Moving averages are a remarkably convenient way to identify Support and Resistance levels. Whenever there is a downtrend, moving average lines often act as resistance. It causes prices to bounce off the MA and fall. During an uptrend, however, moving averages tend to provide support. Forex trading experts often refer to this as dynamic support, because levels tend to change every time there is a movement in the moving average.
Utilising previous timeframes
You can make use of higher timeframes to find different levels. Let’s say that you are using a 15-minute time frame. Start by observing a one-hour chart and incorporate what you learn into a shorter period.
Once you start getting the hang of this, you can increase the time frame to four hours, and take your resistance and support levels to another 15-minute chart. Keep in mind that if the levels from higher time frames match with the ones of lower periods, they will provide sturdier resistance support as they would have the same price levels.

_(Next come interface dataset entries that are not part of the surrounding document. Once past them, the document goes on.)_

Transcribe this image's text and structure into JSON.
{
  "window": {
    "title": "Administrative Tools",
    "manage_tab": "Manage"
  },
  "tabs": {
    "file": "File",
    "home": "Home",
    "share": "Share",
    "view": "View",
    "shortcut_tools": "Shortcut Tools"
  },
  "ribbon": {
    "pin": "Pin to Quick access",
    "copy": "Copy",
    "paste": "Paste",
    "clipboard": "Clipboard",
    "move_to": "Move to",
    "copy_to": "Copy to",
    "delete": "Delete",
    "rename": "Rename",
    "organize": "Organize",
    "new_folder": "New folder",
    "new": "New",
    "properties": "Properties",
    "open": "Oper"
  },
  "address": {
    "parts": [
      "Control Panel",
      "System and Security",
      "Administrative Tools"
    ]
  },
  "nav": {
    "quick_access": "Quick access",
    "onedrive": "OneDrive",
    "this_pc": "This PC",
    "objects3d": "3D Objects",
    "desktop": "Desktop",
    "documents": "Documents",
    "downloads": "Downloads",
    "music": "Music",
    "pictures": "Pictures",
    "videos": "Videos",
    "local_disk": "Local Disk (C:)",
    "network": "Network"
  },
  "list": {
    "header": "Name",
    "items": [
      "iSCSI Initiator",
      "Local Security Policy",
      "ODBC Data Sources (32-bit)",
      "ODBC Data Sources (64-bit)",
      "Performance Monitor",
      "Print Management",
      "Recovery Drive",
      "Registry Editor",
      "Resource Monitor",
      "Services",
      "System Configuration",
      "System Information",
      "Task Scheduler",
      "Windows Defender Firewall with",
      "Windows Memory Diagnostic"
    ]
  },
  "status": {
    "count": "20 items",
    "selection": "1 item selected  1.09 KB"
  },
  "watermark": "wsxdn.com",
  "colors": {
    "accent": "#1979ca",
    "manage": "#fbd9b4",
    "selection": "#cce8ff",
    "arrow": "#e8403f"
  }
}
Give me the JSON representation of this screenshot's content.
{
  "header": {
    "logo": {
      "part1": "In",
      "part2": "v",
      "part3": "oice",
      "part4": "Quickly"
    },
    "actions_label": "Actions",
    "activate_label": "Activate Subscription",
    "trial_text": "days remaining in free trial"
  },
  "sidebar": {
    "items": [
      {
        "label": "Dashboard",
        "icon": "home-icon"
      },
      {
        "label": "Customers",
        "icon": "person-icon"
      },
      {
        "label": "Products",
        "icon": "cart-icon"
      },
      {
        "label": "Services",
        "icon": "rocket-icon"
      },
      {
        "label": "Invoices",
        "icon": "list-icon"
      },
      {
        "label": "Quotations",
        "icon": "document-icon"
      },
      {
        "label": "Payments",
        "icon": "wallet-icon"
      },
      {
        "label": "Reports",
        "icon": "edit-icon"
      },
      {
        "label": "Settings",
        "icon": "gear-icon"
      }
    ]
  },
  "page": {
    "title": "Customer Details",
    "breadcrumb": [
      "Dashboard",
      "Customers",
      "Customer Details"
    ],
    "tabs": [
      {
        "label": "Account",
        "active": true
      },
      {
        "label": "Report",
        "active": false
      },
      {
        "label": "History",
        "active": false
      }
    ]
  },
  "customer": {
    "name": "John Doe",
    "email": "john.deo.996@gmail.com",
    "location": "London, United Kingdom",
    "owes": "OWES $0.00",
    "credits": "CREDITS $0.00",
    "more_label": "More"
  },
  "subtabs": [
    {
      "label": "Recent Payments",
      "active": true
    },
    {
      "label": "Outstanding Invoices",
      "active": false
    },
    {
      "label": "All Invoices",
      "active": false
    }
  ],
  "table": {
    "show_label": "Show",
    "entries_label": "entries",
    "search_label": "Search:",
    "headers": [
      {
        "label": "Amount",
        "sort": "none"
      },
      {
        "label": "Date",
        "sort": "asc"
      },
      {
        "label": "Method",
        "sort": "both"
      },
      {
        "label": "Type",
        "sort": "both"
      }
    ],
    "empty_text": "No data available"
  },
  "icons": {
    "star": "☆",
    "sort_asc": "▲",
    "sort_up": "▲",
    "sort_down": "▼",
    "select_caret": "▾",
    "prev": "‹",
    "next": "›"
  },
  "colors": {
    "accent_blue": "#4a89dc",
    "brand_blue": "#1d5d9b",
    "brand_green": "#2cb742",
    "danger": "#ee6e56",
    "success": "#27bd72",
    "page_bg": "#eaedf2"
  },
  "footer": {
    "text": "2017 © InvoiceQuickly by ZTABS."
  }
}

Peaks and Troughs
When you open the chart present in your preferred time frame, try and identify the charts highest peak and highlight it as ATH, which stands for All-Time High. After this, look for the chart bottom, and once you find it, mark it as ATL (All-time low).
Mark each trough and peak with a short line, available in your platform chart tools. As far as downtrends go, the lower highs are resistance levels, while higher lows are support levels. Uptrends, however, are entirely different; every higher trough indicates a support level, whereas a consecutive higher peak determines a resistance level.
How to draw Support and Resistance Lines?
Although there are several variables linked with drawing resistance and support lines, here are some things you must keep in mind:
Where should you start drawing these Lines?
Firstly, there aren’t any hard or fast rules regarding how one should draw resistance lines. In most cases, younger levels turn out to be more relevant in comparison to older ones. The reason is that younger ones represent current prices where the market has been facing difficulties in breaking above or below.
In case you are using high time frames, especially weekly ones, start focusing on the previous twelve months of data to help you determine your potential swing lows and swing highs.
Drawing Support and Resistance Lines in short periods
It does not matter when you plan to draw resistance and support lines; what’s more important is that you follow the same principles for every timeframe. Bear in mind, however, that these levels on high timeframes are significantly more successful than fifteen minutes or other small periods.
Drawing Resistance and Support Lines on Candlestick Charts
Most traders agree that these charts offer you an excellent option to study support and resistance levels. A candlestick’s body represents the closing and opening prices along with lower wick and upper wick, representing lows and highs in trading sessions. Traders can utilise the candles to draw resistance and support lines on a specific chart.
How to Trade with Support and Resistance?
Forex traders often notice that prices tend to break out soon after an uncertain period, especially when there is no specific price direction. You can search for opportunities like these to potentially capitalise on the rapidly increasing momentum. Experts also predict that a continuation could give dawn to a new trend.
However, you should avoid falling into the trading trap of false breakouts. You can do this by waiting for pullbacks before making any commitment.
The Trendline Strategy
In this strategy, you take advantage of the trendline as resistance or support. (A trendline cannot act as both). In this method, you create a line that connects multiple downtrend highs or uptrend lows. If the trend is strong enough, the price will keep on moving in the trend’s direction by deflecting from the trendline.
Range trading occurs in between resistance and support, as traders look to sell at resistance and buy at support. Imagine the area in between Resistance and Support as a large room with the former being the ceiling and the latter being the floor. You will notice that price ranges appear sideways in most trading markets. They often start forming when there are no indications or expectations for a trend.